In principle, the device operates on the basis of two time measurements. With one measurement, the “pulse duration” is measured, i.e. the duration of the interval from the leading edge to the trailing edge of the pulse. With the other measurement, the time duration of the intervals between the clock pulses is measured, i.e. the “pulse intervals” from the trailing edge of the clock pulses to the leading edge of the following clock pulse in each case. Each of the two measurements are made by testing, by using a delay chain, the number of time units τ by which an edge which marks the beginning of the interval to be measured in each case in the clock signal must be delayed until it coincides with the next edge following and the oscillation of the signal thus disappears. From the two numbers obtained as a result of the two measurements it can be easily determined which edges of the clock signal (leading or trailing edges of the clock pulses) must be delayed by how many time units τ in order to correct the duty cycle to the desired nominal value.

The device operating in accordance with this principle does not need any precisely tunable oscillator. Since the time measurements are made with the aid of an incremental edge delay by a delay chain, the timing reference for the measurement, that is to say the time unit τ, is not determined by any frequency but is a delay time which can be adjusted to be almost arbitrarily short in order to achieve an arbitrary fineness of the time measurement. The presence or lack of an oscillation in the incrementally edge-delayed signals can be detected relatively simply. Both the results of the time measurements and the measure of the correcting edge delay determined from these appear as multiples of the same time unit τ which, in turn, is predetermined by the stage delay in the delay chains. It can be easily ensured that this stage delay is the same in all stages, also in the stages of the correction delay device so that the correction is always carried out with an accuracy within the range of ]−τ, +τ[.

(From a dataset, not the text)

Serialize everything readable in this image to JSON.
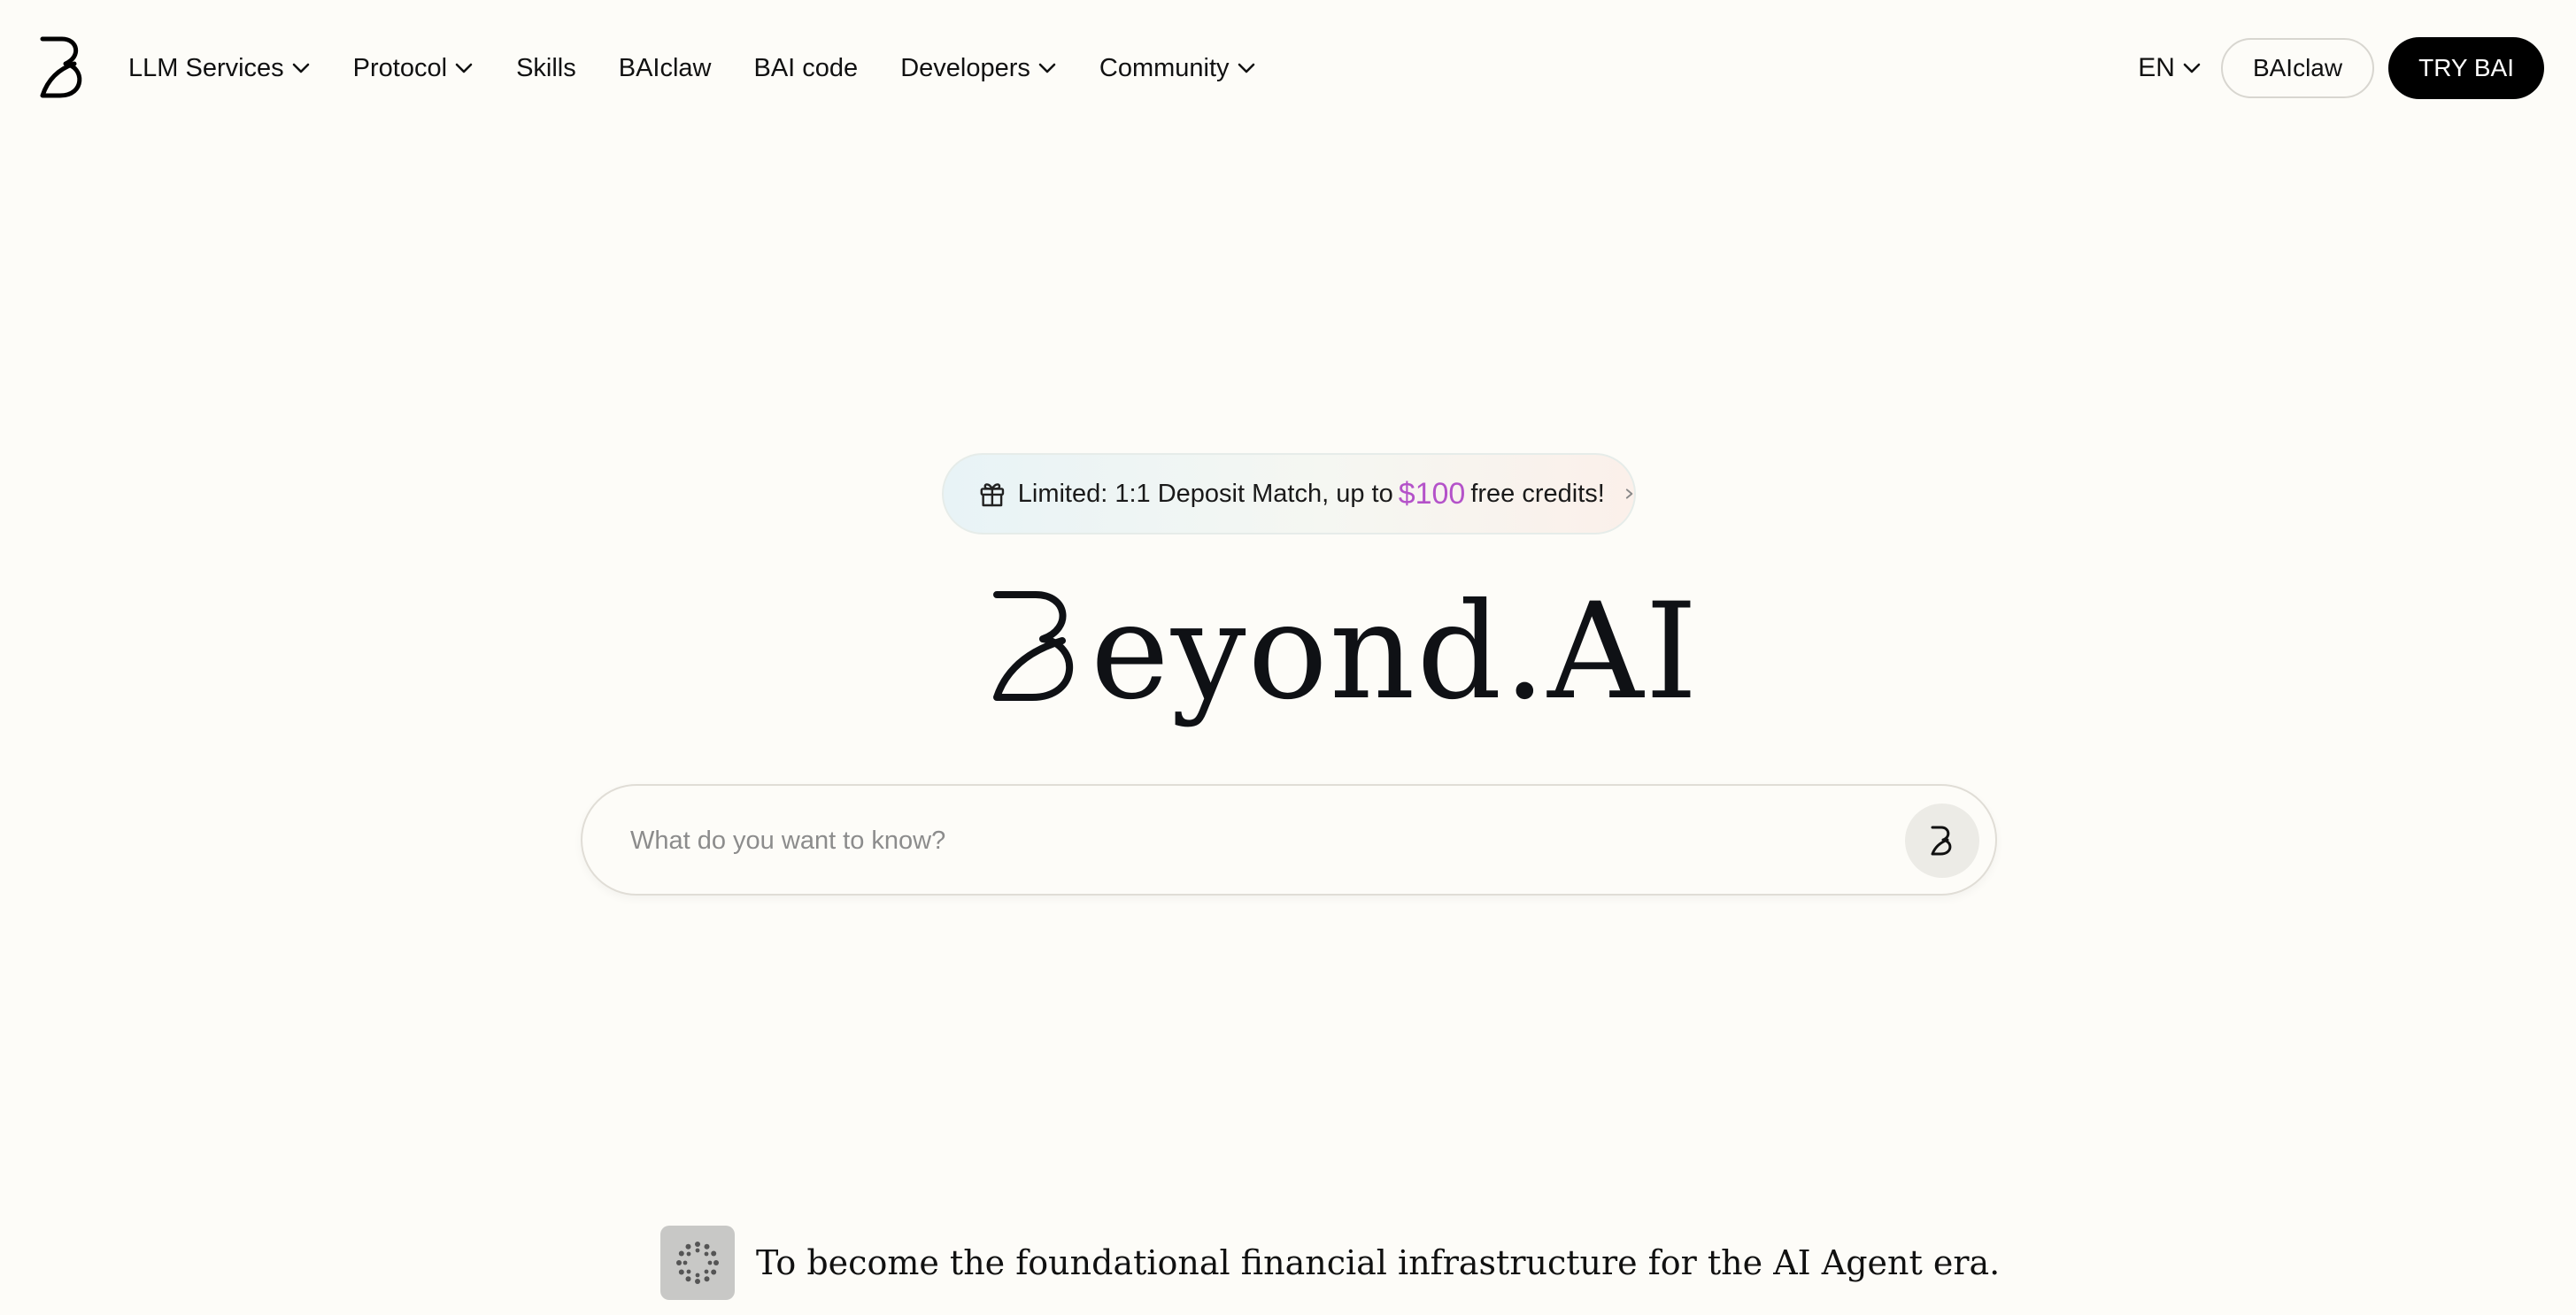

The correction device can be used in conjunction with any clock-controlled device in order to correct the duty cycle of the clock signal used there. It can be connected directly before the clock input of such a device as external circuit unit or can be an internal or integrated component of the relevant device. If the clock-controlled device is an integrated memory chip, e.g., a DRAM chip, the correction device also integrated in the chip can be activated during the initialization phase of the chip in order to test the clock signal supplied externally and to determine the numbers x and y so that the correction delay device is adjusted for achieving the duty cycle of ½. This adjustment can then be retained during the subsequent useful operation until a new initialization is carried out. The initialization can take place automatically in each case when the chip is taken into operation and, if desired, can be repeated during the useful operation, either automatically at regular intervals or whenever the environmental conditions change in such a manner that a change in the duty cycle in the clock signal supplied externally must be suspected.

The preceding description describes exemplary embodiments of the invention. The features disclosed therein and the claims and the drawings can, therefore, be useful for realizing the invention in its various embodiments, both individually and in any combination. While the foregoing is directed to embodiments of the present invention, other and further embodiments of this invention may be devised without departing from the basic scope of the invention, the scope of the present invention being determined by the claims that follow

Although specific embodiments have been illustrated and described herein, it will be appreciated by those of ordinary skill in the art that a variety of alternate and/or equivalent implementations may be substituted for the specific embodiments illustrated and described without departing from the scope of the present invention. This application is intended to cover any adaptations or variations of the specific embodiments discussed herein. Therefore, it is intended that this invention be limited only by the claims and the equivalents thereof.